Although widely hailed as an important step towards diversifying supply chains and ensuring security of supply for the EU, the CRMA is not a silver bullet, and there are many outstanding questions and criticisms. Some of the key opportunities, benefits, uncertainties, and concerns from various stakeholders are discussed below.

Key benefits:

  • EU Member States – EU countries will improve security of supply and understanding of mineral deposit potential.
  • EU-based projects – SRM projects in Europe will be fast-tracked to production and receive financial and off-taker support.
  • Third-country projects – SRM projects in friendly jurisdictions (and considering single-country rules) should receive financial and off-taker support.
  • Financiers – SRM projects will have considerable advantages over other projects with respect to development success.
  • Environment – Localised supply chains and requirement for sustainable operations should reduce environmental footprint.
Critical Raw Materials Act Opportunities
Critical Raw Materials Act Opportunities

Key concerns:

  • Community conflict – prioritising mining projects over other land uses may cause social unrest.
  • Indigenous communities – possible human rights impacts (adhering to Free Prior and Informed Consent, FPIC, principles) e.g. where mining projects overlap with indigenous Sámi communities (and impacts on reindeer herding).
  • Permitting speed – speeding up permitting may lead to reduced quality of Environmental Impact Assessments (EIA) as work is rushed, and could result in poor decision making.
  • National capabilities – currently there is high variability amongst nation states relating to governance and the role of Geological Surveys and permitting authorities – this may impact exploration data acquisition and availability, permitting processes, and governance systems.
Critical Raw Materials Act Uncertainties
Critical Raw Materials Act Uncertainties

The CRMA has bold ambitions with tight deadlines. It will be a tough ask for each member state of the EU to develop and implement the required systems to enable the goals to be achieved. However, it does present opportunities for strategic mineral projects inside EU nation states to speed up permitting and (along with projects globally) to gain access to capital and offtake agreements. 

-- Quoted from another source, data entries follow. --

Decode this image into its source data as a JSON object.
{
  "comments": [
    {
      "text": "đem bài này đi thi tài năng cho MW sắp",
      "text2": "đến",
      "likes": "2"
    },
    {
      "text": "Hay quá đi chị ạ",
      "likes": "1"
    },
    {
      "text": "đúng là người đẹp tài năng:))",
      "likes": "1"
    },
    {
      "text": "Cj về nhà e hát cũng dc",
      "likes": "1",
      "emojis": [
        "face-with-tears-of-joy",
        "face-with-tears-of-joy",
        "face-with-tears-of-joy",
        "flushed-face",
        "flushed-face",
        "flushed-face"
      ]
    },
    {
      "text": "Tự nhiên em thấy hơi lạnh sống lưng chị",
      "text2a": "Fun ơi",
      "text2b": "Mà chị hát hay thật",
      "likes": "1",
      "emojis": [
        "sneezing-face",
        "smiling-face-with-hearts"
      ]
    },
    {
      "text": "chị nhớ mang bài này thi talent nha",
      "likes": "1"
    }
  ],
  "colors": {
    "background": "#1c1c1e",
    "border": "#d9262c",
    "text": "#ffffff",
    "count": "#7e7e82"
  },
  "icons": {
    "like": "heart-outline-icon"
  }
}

Environmental and Human Rights groups have roundly opposed the CRMA due to environmental and social safeguarding concerns. Therefore, it is important projects are developed and operated with sustainability principles deeply embedded to ensure the industrial activity does not cause significant negative impact to the environment, local communities, and the wider population.

Get in touch with SLR experts to discuss your project needs from mineral exploration and mining, to waste, sustainability, and compliance challenges. 

Related articles

-----------------------------------------

References:

  • [1] Critical Raw Materials Act (2024): Regulation - EU - 2024/1252 - EN - EUR-Lex (europa.eu) - https://eur-lex.europa.eu/legal-content/EN/TXT/?uri=CELEX%3A32024R1252&qid=1715612182632
  • [2] United Nations Framework Classification latest version (UN, 2019): UNFC-2019 - https://unece.org/DAM/energy/se/pdfs/UNFC/publ/UNFC_ES61_Update_2019.pdf
  • [3] CRIRSCO Bridging document (CRIRSCO, 2024): CRIRSCO Bridging Document 2024 - https://unece.org/sites/default/files/2024-04/CRIRSCO_Template_UNFC_BD_ECE_ENERGY_GE.3_2024_5_ENG.pdf

Recent posts

  • Insight

    17 July 2024

    5 minutes read

    A healthy environment: A human right, or wrong?

    by Emily Williams


    View post
  • Insight

    15 July 2024

    5 minutes read

    Forest for the trees: The human rights issue in deforestation

    by Caroline Dolan


    View post
  • Insight

    10 July 2024

    10 minutes read

    Pillars for building community awareness and trust for a successful Battery Energy Storage System project

    by Esther Diffey, Astrid Ruban, Brody MacLeod


    View post
See all posts